## What the task asks
The full listing, from first line to last, should be set down again exactly.

## Records for processing
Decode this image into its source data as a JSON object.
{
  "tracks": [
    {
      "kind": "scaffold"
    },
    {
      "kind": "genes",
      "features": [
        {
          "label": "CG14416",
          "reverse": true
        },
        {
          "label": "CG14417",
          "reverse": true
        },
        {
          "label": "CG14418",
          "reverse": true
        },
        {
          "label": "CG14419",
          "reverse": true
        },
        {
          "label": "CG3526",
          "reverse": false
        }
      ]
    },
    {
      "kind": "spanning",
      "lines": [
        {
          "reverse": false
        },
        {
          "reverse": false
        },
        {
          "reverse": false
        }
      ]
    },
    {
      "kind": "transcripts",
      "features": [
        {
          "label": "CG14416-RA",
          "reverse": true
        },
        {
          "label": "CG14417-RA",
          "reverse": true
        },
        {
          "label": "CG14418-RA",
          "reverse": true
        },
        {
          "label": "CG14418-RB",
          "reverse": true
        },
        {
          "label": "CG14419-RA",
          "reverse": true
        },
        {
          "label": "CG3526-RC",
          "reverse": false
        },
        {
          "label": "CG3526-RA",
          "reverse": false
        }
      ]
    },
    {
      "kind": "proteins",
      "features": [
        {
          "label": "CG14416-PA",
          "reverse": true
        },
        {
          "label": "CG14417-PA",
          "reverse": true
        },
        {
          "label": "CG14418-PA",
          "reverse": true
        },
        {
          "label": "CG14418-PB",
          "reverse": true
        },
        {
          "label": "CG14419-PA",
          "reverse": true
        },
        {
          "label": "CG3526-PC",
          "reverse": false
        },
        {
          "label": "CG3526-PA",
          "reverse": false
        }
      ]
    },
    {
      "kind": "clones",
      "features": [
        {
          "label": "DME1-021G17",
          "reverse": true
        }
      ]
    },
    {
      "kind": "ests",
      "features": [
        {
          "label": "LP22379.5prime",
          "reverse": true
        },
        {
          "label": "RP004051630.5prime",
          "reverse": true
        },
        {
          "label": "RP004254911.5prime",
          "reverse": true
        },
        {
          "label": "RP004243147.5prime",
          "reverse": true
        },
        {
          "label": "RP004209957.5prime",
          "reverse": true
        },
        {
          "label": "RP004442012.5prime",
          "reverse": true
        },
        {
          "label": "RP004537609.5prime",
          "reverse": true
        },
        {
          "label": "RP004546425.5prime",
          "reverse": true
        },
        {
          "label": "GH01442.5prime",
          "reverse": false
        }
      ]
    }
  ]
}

## Result below
Decode this image into its source data as a JSON object.
{
  "tracks": [
    {
      "kind": "scaffold"
    },
    {
      "kind": "genes",
      "features": [
        {
          "label": "CG14416",
          "reverse": true
        },
        {
          "label": "CG14417",
          "reverse": true
        },
        {
          "label": "CG14418",
          "reverse": true
        },
        {
          "label": "CG14419",
          "reverse": true
        },
        {
          "label": "CG3526",
          "reverse": false
        }
      ]
    },
    {
      "kind": "spanning",
      "lines": [
        {
          "reverse": false
        },
        {
          "reverse": false
        },
        {
          "reverse": false
        }
      ]
    },
    {
      "kind": "transcripts",
      "features": [
        {
          "label": "CG14416-RA",
          "reverse": true
        },
        {
          "label": "CG14417-RA",
          "reverse": true
        },
        {
          "label": "CG14418-RA",
          "reverse": true
        },
        {
          "label": "CG14418-RB",
          "reverse": true
        },
        {
          "label": "CG14419-RA",
          "reverse": true
        },
        {
          "label": "CG3526-RC",
          "reverse": false
        },
        {
          "label": "CG3526-RA",
          "reverse": false
        }
      ]
    },
    {
      "kind": "proteins",
      "features": [
        {
          "label": "CG14416-PA",
          "reverse": true
        },
        {
          "label": "CG14417-PA",
          "reverse": true
        },
        {
          "label": "CG14418-PA",
          "reverse": true
        },
        {
          "label": "CG14418-PB",
          "reverse": true
        },
        {
          "label": "CG14419-PA",
          "reverse": true
        },
        {
          "label": "CG3526-PC",
          "reverse": false
        },
        {
          "label": "CG3526-PA",
          "reverse": false
        }
      ]
    },
    {
      "kind": "clones",
      "features": [
        {
          "label": "DME1-021G17",
          "reverse": true
        }
      ]
    },
    {
      "kind": "ests",
      "features": [
        {
          "label": "LP22379.5prime",
          "reverse": true
        },
        {
          "label": "RP004051630.5prime",
          "reverse": true
        },
        {
          "label": "RP004254911.5prime",
          "reverse": true
        },
        {
          "label": "RP004243147.5prime",
          "reverse": true
        },
        {
          "label": "RP004209957.5prime",
          "reverse": true
        },
        {
          "label": "RP004442012.5prime",
          "reverse": true
        },
        {
          "label": "RP004537609.5prime",
          "reverse": true
        },
        {
          "label": "RP004546425.5prime",
          "reverse": true
        },
        {
          "label": "GH01442.5prime",
          "reverse": false
        }
      ]
    }
  ]
}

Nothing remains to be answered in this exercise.